*Excerpted records*:
__________________________________________________

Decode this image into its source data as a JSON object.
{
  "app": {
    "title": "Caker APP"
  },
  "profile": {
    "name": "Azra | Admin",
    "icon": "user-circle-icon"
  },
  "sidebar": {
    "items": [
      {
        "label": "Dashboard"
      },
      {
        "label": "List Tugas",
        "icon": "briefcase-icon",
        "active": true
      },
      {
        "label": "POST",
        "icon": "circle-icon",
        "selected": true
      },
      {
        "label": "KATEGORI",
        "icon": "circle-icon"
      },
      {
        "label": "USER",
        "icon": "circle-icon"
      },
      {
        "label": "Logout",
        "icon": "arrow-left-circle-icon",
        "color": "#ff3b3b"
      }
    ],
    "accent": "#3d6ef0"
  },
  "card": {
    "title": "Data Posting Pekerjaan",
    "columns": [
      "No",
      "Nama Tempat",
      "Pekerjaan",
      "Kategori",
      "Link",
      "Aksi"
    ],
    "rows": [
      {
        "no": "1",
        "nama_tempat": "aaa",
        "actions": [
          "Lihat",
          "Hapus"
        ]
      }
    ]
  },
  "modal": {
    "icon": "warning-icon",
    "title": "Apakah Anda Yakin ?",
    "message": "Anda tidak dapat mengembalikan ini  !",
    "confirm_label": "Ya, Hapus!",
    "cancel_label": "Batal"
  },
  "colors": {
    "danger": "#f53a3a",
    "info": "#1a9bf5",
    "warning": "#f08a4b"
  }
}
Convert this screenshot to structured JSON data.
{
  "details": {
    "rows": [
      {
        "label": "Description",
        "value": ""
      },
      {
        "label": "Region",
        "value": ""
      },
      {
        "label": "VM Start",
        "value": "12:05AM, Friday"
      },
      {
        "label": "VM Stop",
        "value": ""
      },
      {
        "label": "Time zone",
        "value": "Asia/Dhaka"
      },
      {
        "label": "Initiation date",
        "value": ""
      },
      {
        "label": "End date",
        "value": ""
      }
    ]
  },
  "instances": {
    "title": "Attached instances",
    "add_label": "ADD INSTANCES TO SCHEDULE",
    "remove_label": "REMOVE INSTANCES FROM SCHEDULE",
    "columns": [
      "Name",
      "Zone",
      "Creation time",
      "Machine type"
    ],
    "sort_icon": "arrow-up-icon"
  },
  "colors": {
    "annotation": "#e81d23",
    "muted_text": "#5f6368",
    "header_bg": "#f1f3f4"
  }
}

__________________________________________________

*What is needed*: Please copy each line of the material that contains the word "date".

*Solved problem*:
        "label": "Initiation date",
        "label": "End date",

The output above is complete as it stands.